After March 15, the Windows Live Messenger will only be available for use in Mainland China wil, mainly because Skype is operated there by a local provider called TOM.
As you can see, the email in question is titled “Important info about your Messenger account.” Here’s the main part:
On 15th March 2013 we are retiring the existing Messenger service globally (except for mainland China where Messenger will continue to be available) and bringing the great features of Messenger and Skype together. Update to Skype and sign in using a Microsoft Account (same as your Messenger ID) and all your Messenger contacts will be at your fingertips. You’ll be able to instant message and video chat with them just like before, and also discover new ways of staying in touch with Skype on your mobile and tablet.The progress of transition from Windows Live Messenger to Skype is very simple. Skype will give you the option to merge your own accounts, as well as message both types of contacts.

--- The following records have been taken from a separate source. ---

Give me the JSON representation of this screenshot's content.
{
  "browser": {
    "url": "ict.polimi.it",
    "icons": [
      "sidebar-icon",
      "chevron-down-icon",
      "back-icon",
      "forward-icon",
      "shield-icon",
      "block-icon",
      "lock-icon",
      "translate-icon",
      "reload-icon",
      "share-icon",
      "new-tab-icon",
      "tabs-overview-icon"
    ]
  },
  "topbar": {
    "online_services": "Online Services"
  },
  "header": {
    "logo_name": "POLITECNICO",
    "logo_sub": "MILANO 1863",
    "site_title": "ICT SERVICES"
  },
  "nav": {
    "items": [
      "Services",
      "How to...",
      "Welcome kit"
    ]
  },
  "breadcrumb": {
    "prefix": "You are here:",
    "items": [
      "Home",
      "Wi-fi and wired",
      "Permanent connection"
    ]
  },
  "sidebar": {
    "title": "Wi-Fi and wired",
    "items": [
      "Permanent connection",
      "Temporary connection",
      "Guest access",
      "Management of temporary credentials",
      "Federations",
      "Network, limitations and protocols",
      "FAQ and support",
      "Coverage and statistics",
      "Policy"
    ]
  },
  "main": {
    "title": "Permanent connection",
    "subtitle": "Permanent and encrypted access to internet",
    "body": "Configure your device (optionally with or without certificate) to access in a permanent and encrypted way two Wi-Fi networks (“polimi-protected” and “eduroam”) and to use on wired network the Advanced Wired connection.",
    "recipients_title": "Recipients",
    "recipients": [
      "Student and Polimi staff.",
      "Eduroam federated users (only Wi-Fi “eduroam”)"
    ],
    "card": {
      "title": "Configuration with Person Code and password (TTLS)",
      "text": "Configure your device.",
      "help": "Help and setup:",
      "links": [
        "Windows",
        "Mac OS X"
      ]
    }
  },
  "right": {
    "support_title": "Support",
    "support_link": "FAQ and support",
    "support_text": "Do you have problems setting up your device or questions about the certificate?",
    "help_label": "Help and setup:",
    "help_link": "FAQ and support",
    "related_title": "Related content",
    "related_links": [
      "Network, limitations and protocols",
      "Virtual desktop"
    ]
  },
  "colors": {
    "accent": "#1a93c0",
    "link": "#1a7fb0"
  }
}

Messenger users will have to download and install Skype. Then, use their Microsoft Accounts to log in and all their Messenger contacts should be available inside.
Probably the bigger reason for Microsoft shutting down Messenger is because they have bought skype back in May 2011 for $8.5 billion. Now Microsoft is trying to push users to the latter service.
Until the complete transition to Skype take places on March 15, you can use Messenger as you would normally. You’ll just see the addition of a banner asking you to download Skype. Once March 15 comes you won’t be able to log into Messenger and instead you’ll be taken to a page that prompts an installation process for the Skype client onto your desktop. The same process will also uninstall Messenger from your computer forever.